= YOUR ASSIGNMENT =
Whenever a line in the entries includes the word "icon", copy that line out.

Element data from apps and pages
•••

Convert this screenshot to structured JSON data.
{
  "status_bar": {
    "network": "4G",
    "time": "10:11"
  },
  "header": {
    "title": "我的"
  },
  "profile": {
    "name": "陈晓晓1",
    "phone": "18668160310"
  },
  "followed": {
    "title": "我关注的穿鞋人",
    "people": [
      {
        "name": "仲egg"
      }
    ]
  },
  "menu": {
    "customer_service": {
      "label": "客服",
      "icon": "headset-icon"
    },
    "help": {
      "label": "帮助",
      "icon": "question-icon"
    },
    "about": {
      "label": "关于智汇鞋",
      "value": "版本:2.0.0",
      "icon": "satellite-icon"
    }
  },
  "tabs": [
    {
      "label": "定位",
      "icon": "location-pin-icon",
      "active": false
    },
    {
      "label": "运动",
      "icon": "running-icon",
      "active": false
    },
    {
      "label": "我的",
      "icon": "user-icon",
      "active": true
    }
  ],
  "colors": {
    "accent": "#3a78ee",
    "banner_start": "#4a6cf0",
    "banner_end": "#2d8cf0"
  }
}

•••

= RESPONSE AREA =
      "icon": "headset-icon"
      "icon": "question-icon"
      "icon": "satellite-icon"
      "icon": "location-pin-icon",
      "icon": "running-icon",
      "icon": "user-icon",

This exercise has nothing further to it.